Wherein I Talk to Bloomberg About NDPs
I did this interview last summer. I recall it was a hot day and we had to turn off the AC at Scofflaw (3201 W Armitage) because it was too noisy. Bloomberg posted the finished five-minute video today with a story headlined "Bourbon Bait and Switch. What's Really in Your Glass?" I don't know if the video has seen the light of day before now, but this is the first time I've seen it. I should lose some weight.
Be sure to read the short article too. It's a little more up-to-date, noting that Four Roses stopped making Bulleit Bourbon at the beginning of last year. Bloomberg did a good job with both the article and video.

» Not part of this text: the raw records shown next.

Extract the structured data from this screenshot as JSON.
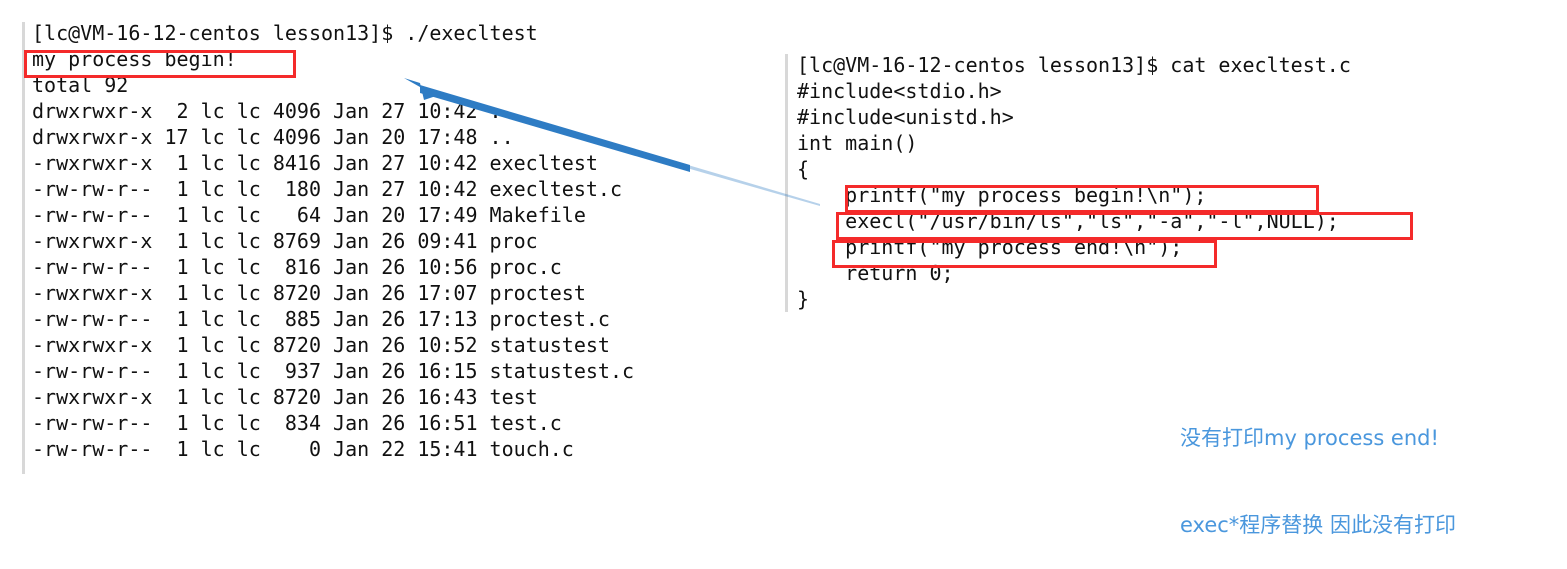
{
  "colors": {
    "highlight_box": "#f42a2a",
    "annotation_blue": "#4a97dd",
    "arrow_blue": "#2e7cc4",
    "terminal_text": "#111111",
    "background": "#ffffff"
  },
  "terminal": {
    "prompt_line": "[lc@VM-16-12-centos lesson13]$ ./execltest",
    "program_output": "my process begin!",
    "total_line": "total 92",
    "listing": [
      "drwxrwxr-x  2 lc lc 4096 Jan 27 10:42 .",
      "drwxrwxr-x 17 lc lc 4096 Jan 20 17:48 ..",
      "-rwxrwxr-x  1 lc lc 8416 Jan 27 10:42 execltest",
      "-rw-rw-r--  1 lc lc  180 Jan 27 10:42 execltest.c",
      "-rw-rw-r--  1 lc lc   64 Jan 20 17:49 Makefile",
      "-rwxrwxr-x  1 lc lc 8769 Jan 26 09:41 proc",
      "-rw-rw-r--  1 lc lc  816 Jan 26 10:56 proc.c",
      "-rwxrwxr-x  1 lc lc 8720 Jan 26 17:07 proctest",
      "-rw-rw-r--  1 lc lc  885 Jan 26 17:13 proctest.c",
      "-rwxrwxr-x  1 lc lc 8720 Jan 26 10:52 statustest",
      "-rw-rw-r--  1 lc lc  937 Jan 26 16:15 statustest.c",
      "-rwxrwxr-x  1 lc lc 8720 Jan 26 16:43 test",
      "-rw-rw-r--  1 lc lc  834 Jan 26 16:51 test.c",
      "-rw-rw-r--  1 lc lc    0 Jan 22 15:41 touch.c"
    ]
  },
  "source_pane": {
    "prompt_line": "[lc@VM-16-12-centos lesson13]$ cat execltest.c",
    "code": [
      "#include<stdio.h>",
      "#include<unistd.h>",
      "int main()",
      "{",
      "    printf(\"my process begin!\\n\");",
      "    execl(\"/usr/bin/ls\",\"ls\",\"-a\",\"-l\",NULL);",
      "    printf(\"my process end!\\n\");",
      "    return 0;",
      "}"
    ]
  },
  "annotation": {
    "line1": "没有打印my process end!",
    "line2": "exec*程序替换 因此没有打印"
  }
}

Between articles like this one, and excerpts and reviews of Reid Mitenbuler's new book, Bourbon Empire, the popular press is once again all abuzz with shocking news about non-distiller producers (NDPs) and the misleading tales they tell. Of course, none of this is news to regular readers of this blog, my newsletter, or my books, particularly my most recent one, Bourbon, Strange, which was published in September of 2014. The media likes to hype as 'unknown' information that is well known, just not widely known. You know better.

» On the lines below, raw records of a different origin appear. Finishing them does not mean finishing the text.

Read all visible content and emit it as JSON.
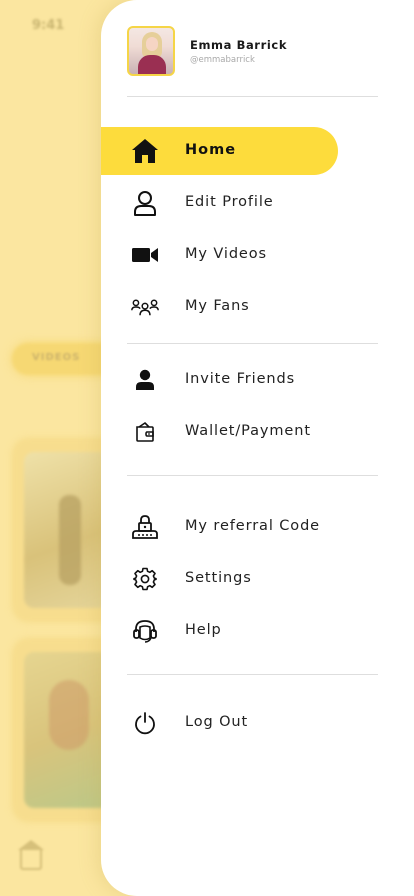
{
  "background_app": {
    "status_time": "9:41",
    "tab_pill": "VIDEOS"
  },
  "profile": {
    "name": "Emma Barrick",
    "handle": "@emmabarrick"
  },
  "menu": {
    "primary": [
      {
        "label": "Home",
        "icon": "home-icon",
        "active": true
      },
      {
        "label": "Edit Profile",
        "icon": "user-outline-icon"
      },
      {
        "label": "My Videos",
        "icon": "video-camera-icon"
      },
      {
        "label": "My Fans",
        "icon": "group-icon"
      }
    ],
    "secondary": [
      {
        "label": "Invite Friends",
        "icon": "person-icon"
      },
      {
        "label": "Wallet/Payment",
        "icon": "wallet-icon"
      }
    ],
    "tertiary": [
      {
        "label": "My referral Code",
        "icon": "referral-code-icon"
      },
      {
        "label": "Settings",
        "icon": "gear-icon"
      },
      {
        "label": "Help",
        "icon": "headset-icon"
      }
    ],
    "footer": [
      {
        "label": "Log Out",
        "icon": "power-icon"
      }
    ]
  },
  "colors": {
    "accent": "#fddc3c",
    "background_overlay": "#fbe6a0",
    "drawer": "#ffffff",
    "text": "#222222",
    "divider": "#dedede"
  }
}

Despite the publicity, there are more Potemkin Distilleries today than ever. Why? Because stories sell and making them up is cheap, certainly cheaper than actually building a distillery and making whiskey yourself. I don't favor more regulation of labels, although the regulators need to do a much better job applying and enforcing the rules they already have. Many Potemkins break with impunity the rules about identifying the state where the whiskey was distilled, and about how old the whiskey really is if it is less than four years old.
For other things, consumer education is the best solution. If the consumer knows Templeton Rye is made in Indiana, not Iowa, and buys it anyway, no one is harmed.
But getting true information to the people who need it is hard. When you're not spending money making whiskey, you have a lot more to spend on marketing and most whiskey consumers get most of their information from the marketers, either directly or indirectly through bars and liquor stores.
If consumers are to be educated, they have to play their part too. Much would be solved if more people were just a little more curious about where the products they buy really come from, although I'm sure many of us are afraid to know. In today's multiple-channel media universe, multiple-channel messaging is the only way to reach a large number of people. Accurate information about American whiskey is available here and elsewhere if people bother to look for it, but an outlet like Bloomberg can put it in front of many more whiskey buyers than I can. In this case, both the story and video are original reporting too, not just a rehash of other published media reports like most of what you read today online.
Enthusiast publications such as WHISKY Magazine and Whisky Advocate do a good job, even though they are supported by whiskey advertising. The people who write for them as well as their many very knowledgeable readers won't stand for any whitewashing. Whether it is them or the fat guy in the red shirt, all any of us has is our credibility. If you want to know the truth about what you are drinking, your best bet is to get your information from a variety of sources and stay at least a little bit skeptical about all of them.